Having been a faithful West Londoner for over four years, 2018 saw me take a stand against the 10-minute morning waits at Earl’s Court on the crammed District Line and daily wave from the 5am flights bound for Heathrow, and make the decision to move south of the river. Goodbye District Line; hello Victoria Line (and more buses than I can count).

The move has not just come with the countless improvements to my morning commute: there is also a wealth of new and – dare I say it – trendy weekend hangouts. Last weekend, for example, a friend’s birthday led me to what can only be described as a stroke of genius: Peckham Levels.

The arts and leisure project, an underused town-centre car park, was originally created to provide affordable and inspiring space for independent businesses, artists and local entrepreneurs to work, grow, trade and learn. For the next six years, it will house a new creative workshop and cultural destination, evolving and developing to suit the needs of the local community. It already boasts offices, a kids’ play area, street food, bars and a yoga studio (naturally).

The key features of the car park – the big ramps and tell-tale yellow lines – have all been kept intact, adding to the unique character this place has in abundance, not to mention the amazing views over the City.
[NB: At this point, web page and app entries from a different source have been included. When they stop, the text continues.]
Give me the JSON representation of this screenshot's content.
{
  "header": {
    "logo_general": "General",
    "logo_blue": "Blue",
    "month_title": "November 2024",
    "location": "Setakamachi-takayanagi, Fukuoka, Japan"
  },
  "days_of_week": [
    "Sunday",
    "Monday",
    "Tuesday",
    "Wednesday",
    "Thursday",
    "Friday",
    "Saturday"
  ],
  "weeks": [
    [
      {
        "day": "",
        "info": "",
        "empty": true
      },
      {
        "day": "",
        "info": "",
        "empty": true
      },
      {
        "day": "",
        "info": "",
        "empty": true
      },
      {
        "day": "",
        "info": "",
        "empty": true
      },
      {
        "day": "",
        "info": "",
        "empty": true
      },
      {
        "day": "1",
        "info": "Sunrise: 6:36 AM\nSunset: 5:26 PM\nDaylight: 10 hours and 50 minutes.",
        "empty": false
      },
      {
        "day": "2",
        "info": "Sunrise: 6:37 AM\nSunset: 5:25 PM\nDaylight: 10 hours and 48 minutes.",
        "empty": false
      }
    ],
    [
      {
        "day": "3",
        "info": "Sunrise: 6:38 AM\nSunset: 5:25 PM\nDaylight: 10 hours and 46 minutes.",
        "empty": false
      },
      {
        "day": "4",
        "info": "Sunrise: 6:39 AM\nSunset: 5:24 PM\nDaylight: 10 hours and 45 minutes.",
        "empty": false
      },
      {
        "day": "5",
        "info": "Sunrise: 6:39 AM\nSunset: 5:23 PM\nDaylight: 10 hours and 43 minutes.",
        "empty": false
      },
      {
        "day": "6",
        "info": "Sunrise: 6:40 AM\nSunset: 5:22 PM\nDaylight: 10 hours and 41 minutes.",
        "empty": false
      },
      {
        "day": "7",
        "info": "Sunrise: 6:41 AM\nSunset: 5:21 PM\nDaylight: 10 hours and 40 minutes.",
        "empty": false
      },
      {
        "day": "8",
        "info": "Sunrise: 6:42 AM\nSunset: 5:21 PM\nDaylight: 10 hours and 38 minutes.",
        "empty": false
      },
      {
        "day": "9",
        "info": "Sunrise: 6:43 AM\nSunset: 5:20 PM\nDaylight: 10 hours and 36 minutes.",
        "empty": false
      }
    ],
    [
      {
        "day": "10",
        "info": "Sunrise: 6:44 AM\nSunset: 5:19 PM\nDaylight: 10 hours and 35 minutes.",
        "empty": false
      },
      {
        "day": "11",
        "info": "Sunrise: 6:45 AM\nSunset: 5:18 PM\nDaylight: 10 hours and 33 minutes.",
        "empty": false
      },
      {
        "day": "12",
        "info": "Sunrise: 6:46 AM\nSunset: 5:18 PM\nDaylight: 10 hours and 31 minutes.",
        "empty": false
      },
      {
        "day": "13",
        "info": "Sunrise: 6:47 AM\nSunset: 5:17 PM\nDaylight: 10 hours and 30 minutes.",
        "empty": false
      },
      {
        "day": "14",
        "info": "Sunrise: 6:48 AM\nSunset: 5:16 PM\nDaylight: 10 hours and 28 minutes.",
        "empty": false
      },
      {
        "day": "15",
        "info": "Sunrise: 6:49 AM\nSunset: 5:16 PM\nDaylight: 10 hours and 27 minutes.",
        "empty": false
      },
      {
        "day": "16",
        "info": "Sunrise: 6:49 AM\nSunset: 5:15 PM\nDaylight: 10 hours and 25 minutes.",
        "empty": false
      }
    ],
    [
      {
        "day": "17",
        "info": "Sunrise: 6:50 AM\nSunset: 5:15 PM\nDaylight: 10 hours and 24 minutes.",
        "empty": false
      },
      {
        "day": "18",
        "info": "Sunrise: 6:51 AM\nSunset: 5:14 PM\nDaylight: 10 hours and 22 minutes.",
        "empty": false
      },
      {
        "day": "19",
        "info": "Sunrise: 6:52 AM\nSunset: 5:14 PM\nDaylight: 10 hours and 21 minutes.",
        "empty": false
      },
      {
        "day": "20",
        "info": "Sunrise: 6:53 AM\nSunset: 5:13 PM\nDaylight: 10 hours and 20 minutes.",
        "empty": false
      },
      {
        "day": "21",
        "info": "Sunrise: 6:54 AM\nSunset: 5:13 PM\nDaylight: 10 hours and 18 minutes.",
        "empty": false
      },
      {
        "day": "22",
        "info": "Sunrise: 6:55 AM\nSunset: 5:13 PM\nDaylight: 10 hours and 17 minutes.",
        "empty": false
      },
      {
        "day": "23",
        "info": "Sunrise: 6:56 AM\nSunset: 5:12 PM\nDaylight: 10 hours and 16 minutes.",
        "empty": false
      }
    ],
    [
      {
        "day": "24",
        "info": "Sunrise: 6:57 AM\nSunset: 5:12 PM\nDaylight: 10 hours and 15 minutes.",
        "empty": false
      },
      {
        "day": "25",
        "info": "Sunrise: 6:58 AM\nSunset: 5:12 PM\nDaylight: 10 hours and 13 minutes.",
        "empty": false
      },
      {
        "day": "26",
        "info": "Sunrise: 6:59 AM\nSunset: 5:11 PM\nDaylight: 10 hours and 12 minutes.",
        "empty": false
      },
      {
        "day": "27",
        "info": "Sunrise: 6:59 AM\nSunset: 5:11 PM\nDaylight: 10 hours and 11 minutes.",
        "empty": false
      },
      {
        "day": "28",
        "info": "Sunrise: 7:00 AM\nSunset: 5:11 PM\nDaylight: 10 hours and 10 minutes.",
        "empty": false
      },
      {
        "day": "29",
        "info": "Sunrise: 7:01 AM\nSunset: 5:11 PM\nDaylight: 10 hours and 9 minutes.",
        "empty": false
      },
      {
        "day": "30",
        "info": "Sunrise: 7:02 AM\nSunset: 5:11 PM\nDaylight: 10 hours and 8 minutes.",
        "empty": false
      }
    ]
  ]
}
Yet Peckham Levels is not alone in this creative space venture. Moving back further West and we arrive in the heart of Soho, at Brewer Street Car Park. A more established venue, the disused car park has is fast becoming Soho’s most dynamic creative space. Home to audio-visual shows, events and installations, Brewer Street Car Park has draped an arts and culture hub effortlessly over the old fabric of the car architecture.

So what does this mean for the wider issue of real-estate development? As demonstrated by both Peckham Levels and Brewer Street Car Park, there is no such thing as a space too difficult to re-invent. With mixed-use destinations the order of the day, investors are taking advantage of under-used, neglected parts of cities and creating a utopia of sights, sounds and smells for communities to relish. It also says something interesting about the way we move around our cities, as central London turns away from the car.

With JLL recently reporting that commercial property investment might not quite hit recent heights this year, could these imaginative re-inventions of the classic car park be a great way to rev the sector up again…?